Congress voted to renew the Chinese Exclusion laws for ten more years with added provisions and clarifications that expanded the federal government’s powers to enforce immigration laws. The Geary Act required Chinese people in the United States to carry a Certificate of Residence, a precursor of the green card system, to prove that they had legally entered the country. Chinese residents who were already living in the United States were required to register in order to receive their certificates. Chinese residents caught without such documents were subject to detention and deportation. Such provisions extended enforcement of immigration controls into the interior of the United States and sanctioned the removal of excludable aliens found to be unlawfully resident or working. Chinese residents immediately challenged these requirements as unconstitutional in singling out Chinese in the case of Fong Yueting v. the United States but lost in the Supreme Court.

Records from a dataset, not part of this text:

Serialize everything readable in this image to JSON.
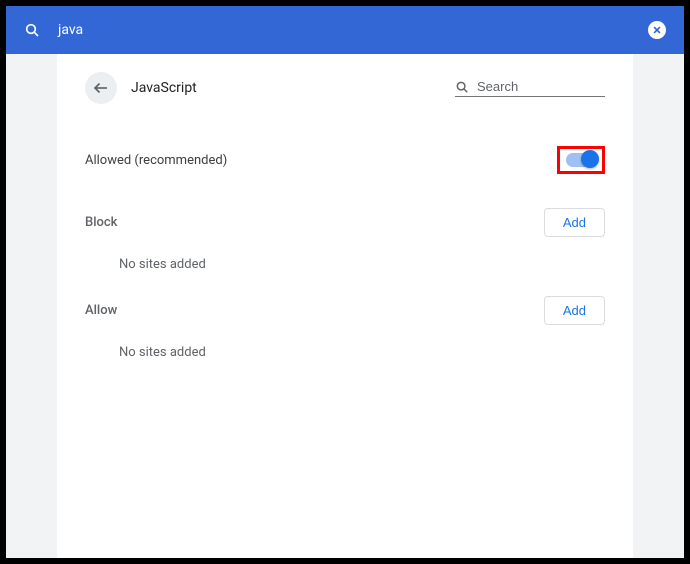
{
  "topbar": {
    "search_query": "java"
  },
  "page": {
    "title": "JavaScript",
    "search_placeholder": "Search"
  },
  "main_toggle": {
    "label": "Allowed (recommended)",
    "on": true
  },
  "sections": {
    "block": {
      "title": "Block",
      "add_label": "Add",
      "empty": "No sites added"
    },
    "allow": {
      "title": "Allow",
      "add_label": "Add",
      "empty": "No sites added"
    }
  },
  "colors": {
    "accent": "#1a73e8",
    "topbar": "#3367d6",
    "highlight": "#ff0000"
  }
}
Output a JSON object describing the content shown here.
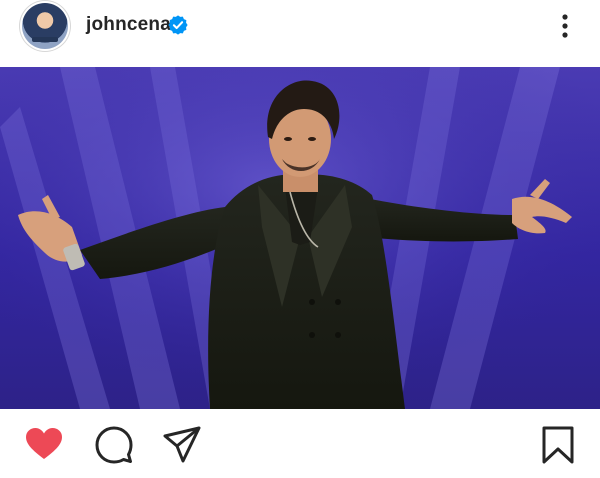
{
  "post": {
    "username": "johncena",
    "verified": true,
    "avatar_icon": "profile-avatar",
    "more_icon": "more-vertical-icon",
    "liked": true,
    "colors": {
      "like": "#ed4956",
      "verified": "#0095f6",
      "text": "#262626",
      "backdrop": "#3b2fa0"
    }
  },
  "actions": {
    "like_icon": "heart-icon",
    "comment_icon": "comment-icon",
    "share_icon": "send-icon",
    "save_icon": "bookmark-icon"
  }
}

Fifty-Second Congress. Session I. 1892.
Chapter 60. -An act to prohibit the coming of Chinese persons into the United States.
Be it enacted by the Senate and House of Representatives of the United States of America in Congress assembled, That all laws now in force prohibiting and regulating the coming into this country of Chinese persons and persons of Chinese descent are hereby continued in force for a period of ten years from the passage of this act.
SEC. 2. That any Chinese person or person of Chinese descent, when convicted and adjudged under any of said laws to be not lawfully entitled to be or remain in the United States, shall be removed from the United States to China . . . .
SEC. 4. That any Chinese person or person of Chinese descent convicted and adjudged to be not lawfully entitled to be or remain in the United States shall be imprisoned at hard labor for a period of not exceeding one year and thereafter removed from the United States . . . .
SEC. 6. And it shall be the duty of all Chinese laborers within the limits of the United States, at the time of the passage of this act, and who are entitled to remain in the United States, to apply to the collector of internal revenue of their respective districts, within no year after the passage of this act, for a certificate of residence, and any Chinese laborer, within the limits of the United States, who shall neglect, fail, or refuse to comply with the provisions of this act, or who, after one year from the passage hereof, shall be found within the jurisdiction of the United States without such certificate of residence, shall be deemed and adjudged to be unlawfully within the United States, and may be arrested . . . and taken before a United States judge, whose duty it shall be to order that he be deported from the United States as hereinbefore provided, unless he shall establish clearly to the satisfaction of said judge, that by reason of accident, sickness or other unavoidable cause, he has been unable to procure his certificate, and to the satisfaction of the court, and by at least one credible white witness, that he was a resident of the United States at the time of the passage of this act . . . .
SEC. 7. That immediately after the passage of this act, the Secretary of the Treasury shall make such rules and regulations as may be necessary for the efficient execution of this act, and shall prescribe the necessary forms and furnish the necessary blanks to enable collectors of internal revenue to issue the certificates required hereby, and make such provisions that certificates may be procured in localities convenient to the applicant, and shall contain the name, age, local residence and occupation of the applicants, such other description of the applicant as shall be prescribed by the Secretary of the Treasury, and a duplicate thereof shall be filed in the office of the collector of internal revenue for the district within which such Chinaman makes application.
SEC. 8. That any person who shall knowingly and falsely alter or substitute any name for the name written in such certificate or forge such certificate, or knowing utter any forged or fraudulent certificate, or falsely personate any person name in such certificate, shall be guilty of a misdemeanor, and upon conviction thereof shall be fined in a sum not exceeding one thousand dollars or imprisoned in the penitentiary for a term of not more than five years . . . .
Approved, May 5, 1892.